The enormous Chinese market has attracted the attention of increasing numbers of the world's China experts. Stationed in China and fully competent in international management, these experts are advantaged by their unique
affinity to China. With yellow skin and dark eyes, they speak Chinese and understand the etiquette and customs of China, and are proven to be most suitable candidates to fill multinationals' offices in China. Zhu Xiaojian, one of these experts, is clearly a good choice for the position of Asia-Pacific Region President of the London Stock Exchange (LSE).
Zhu joined the LSE in 1998 and has witnessed the growth of Chinese enterprise listings, from one company to several dozen companies. Since March 1997- "a memorable day"-when Beijing Datang Power Generation Co. Ltd. became the first Chinese company to be listed on the LSE, there have been 59 Chinese mainland companies listed on the LSE, including six on the main board and 53 (all private enterprises) on the AIM (Alternative Investment Market). In addition, 14 Hong Kong companies are also listed on the LSE.
"Flexibility in accounting standards is our advantage," said Zhu. "The LSE accepts not only British and American accounting standards, but also the international accounting standard. It is very convenient for a Chinese enterprise to apply for listing on both the London and Hong Kong exchanges using the same set of documents because the listing rules of London and Hong Kong are identical and the legal structures are also similar." Air China (0753.HK), for instance, used the same set of documents to successfully list on the Hong Kong and London exchanges in December 2004.
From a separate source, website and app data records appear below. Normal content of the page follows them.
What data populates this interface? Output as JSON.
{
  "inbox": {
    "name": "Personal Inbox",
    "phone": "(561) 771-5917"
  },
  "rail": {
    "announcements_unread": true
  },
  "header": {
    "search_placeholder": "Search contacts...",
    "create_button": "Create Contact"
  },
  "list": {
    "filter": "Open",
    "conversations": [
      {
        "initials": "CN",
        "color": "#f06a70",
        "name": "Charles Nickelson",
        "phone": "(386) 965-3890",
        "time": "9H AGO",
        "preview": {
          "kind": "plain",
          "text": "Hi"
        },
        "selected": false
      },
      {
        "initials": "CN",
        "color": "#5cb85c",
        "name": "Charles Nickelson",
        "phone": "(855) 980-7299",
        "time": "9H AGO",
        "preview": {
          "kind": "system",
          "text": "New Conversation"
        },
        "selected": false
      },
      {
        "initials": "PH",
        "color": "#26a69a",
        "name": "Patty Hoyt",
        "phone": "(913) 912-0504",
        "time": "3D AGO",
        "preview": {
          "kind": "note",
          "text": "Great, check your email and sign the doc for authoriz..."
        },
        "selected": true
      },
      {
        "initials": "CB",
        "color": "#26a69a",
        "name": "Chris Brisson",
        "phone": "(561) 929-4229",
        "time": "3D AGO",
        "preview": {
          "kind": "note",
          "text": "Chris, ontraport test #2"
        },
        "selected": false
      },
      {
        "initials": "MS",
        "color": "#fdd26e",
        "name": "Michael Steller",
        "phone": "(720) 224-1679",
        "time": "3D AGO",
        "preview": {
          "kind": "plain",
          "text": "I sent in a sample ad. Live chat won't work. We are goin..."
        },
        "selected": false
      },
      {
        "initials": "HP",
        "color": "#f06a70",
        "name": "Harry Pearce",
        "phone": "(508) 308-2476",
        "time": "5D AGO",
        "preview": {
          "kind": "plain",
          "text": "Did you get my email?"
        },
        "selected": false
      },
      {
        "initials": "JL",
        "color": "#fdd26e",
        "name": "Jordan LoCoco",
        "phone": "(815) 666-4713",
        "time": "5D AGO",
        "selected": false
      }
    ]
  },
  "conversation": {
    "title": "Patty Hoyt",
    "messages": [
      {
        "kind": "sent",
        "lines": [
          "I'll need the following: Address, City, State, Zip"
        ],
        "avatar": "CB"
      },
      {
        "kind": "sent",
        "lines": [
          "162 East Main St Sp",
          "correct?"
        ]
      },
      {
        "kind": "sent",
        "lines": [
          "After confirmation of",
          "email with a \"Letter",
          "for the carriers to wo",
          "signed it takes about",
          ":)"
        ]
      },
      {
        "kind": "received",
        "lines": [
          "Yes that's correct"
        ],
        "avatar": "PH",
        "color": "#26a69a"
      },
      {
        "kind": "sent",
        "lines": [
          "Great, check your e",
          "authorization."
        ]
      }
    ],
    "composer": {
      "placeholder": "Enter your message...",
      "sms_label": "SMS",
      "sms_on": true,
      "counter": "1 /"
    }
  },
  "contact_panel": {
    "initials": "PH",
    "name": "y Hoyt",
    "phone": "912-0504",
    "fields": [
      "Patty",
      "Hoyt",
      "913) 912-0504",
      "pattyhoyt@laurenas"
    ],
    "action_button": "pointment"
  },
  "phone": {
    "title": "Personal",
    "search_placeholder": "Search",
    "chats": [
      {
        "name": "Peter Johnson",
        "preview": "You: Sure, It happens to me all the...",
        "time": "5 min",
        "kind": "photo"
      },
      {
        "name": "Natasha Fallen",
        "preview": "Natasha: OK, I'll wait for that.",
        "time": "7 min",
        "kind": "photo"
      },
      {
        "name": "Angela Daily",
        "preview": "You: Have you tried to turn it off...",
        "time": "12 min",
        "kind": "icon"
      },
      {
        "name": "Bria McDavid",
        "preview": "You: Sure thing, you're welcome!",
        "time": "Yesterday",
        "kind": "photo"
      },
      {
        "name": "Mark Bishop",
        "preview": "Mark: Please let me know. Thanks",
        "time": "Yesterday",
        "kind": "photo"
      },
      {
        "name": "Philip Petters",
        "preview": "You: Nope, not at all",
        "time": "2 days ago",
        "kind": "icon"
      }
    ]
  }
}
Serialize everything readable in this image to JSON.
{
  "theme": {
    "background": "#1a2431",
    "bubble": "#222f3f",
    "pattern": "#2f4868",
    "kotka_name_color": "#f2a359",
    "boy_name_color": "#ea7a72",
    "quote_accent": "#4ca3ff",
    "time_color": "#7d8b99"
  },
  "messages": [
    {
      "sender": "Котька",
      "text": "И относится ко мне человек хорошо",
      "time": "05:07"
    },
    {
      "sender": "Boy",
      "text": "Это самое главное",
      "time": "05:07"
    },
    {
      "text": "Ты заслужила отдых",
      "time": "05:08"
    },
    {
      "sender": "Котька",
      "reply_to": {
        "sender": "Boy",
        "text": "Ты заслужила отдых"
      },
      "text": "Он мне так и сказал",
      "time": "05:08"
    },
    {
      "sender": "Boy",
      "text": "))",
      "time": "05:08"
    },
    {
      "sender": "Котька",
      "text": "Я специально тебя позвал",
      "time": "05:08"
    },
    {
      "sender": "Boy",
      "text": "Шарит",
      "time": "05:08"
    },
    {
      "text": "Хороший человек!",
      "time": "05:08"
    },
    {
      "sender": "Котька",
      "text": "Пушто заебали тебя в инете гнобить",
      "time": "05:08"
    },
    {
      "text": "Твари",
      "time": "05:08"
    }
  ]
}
Strong support from institutional investors is also an important advantage for the LSE in attracting overseas enterprises. "European investors are more conservative and choose companies based on the long-term investment objective," said Lan M. Oades, General Manager of StraMark Capital Group's China Office. "On the AIM market, 80 percent of the investors are institutional investors."
More importantly, Zhu pointed out, "The best thing about institutional investors is that they are very stable, which is beneficial to Chinese enterprises seeking long-term development." Moreover, since institutional investors are the main players on the London market, monitoring is relatively relaxed and requires much lower monitoring fees.
As the third largest stock exchange in the world, the LSE has become the top choice for IPOs of non-U.S. companies. In 2000, the LSE restructured itself, and in July 2001 it was listed on its own exchange. Today, its stock price has more than tripled, from the initial 3.48 pounds to 12.8 pounds (about $25.64).
A relaxed AIM draws
Today, the annual trading volume and the number of new listings on the LSE have surpassed U.S. stock exchanges. Its AIM, because of the relatively relaxed listing requirements, has attracted a large number of small and medium-sized enterprises (SMEs), particularly Chinese enterprises.
The AIM was established in 1995 at the request of the British Government to provide SMEs and high-growth enterprises with a fundraising channel. The average time required to list on the AIM is three to six months and the average listing fee is $800,000 to $1 million. The AIM has 39 industrial boards and 104 sub-boards covering hi-tech, IT, bio-tech, mining, retail, manufacturing, environmental protection and renewable energy, etc. Mergers and acquisitions, and switching to the main board of the LSE are common practices for the AIM-listed companies.
"The AIM has become an international market," said Zhu. "More than 2,600 enterprises have listed on the AIM. Currently, the market has more than 1,700 listed companies, including over 350 overseas companies, after deducting the transferred or cancelled enterprises."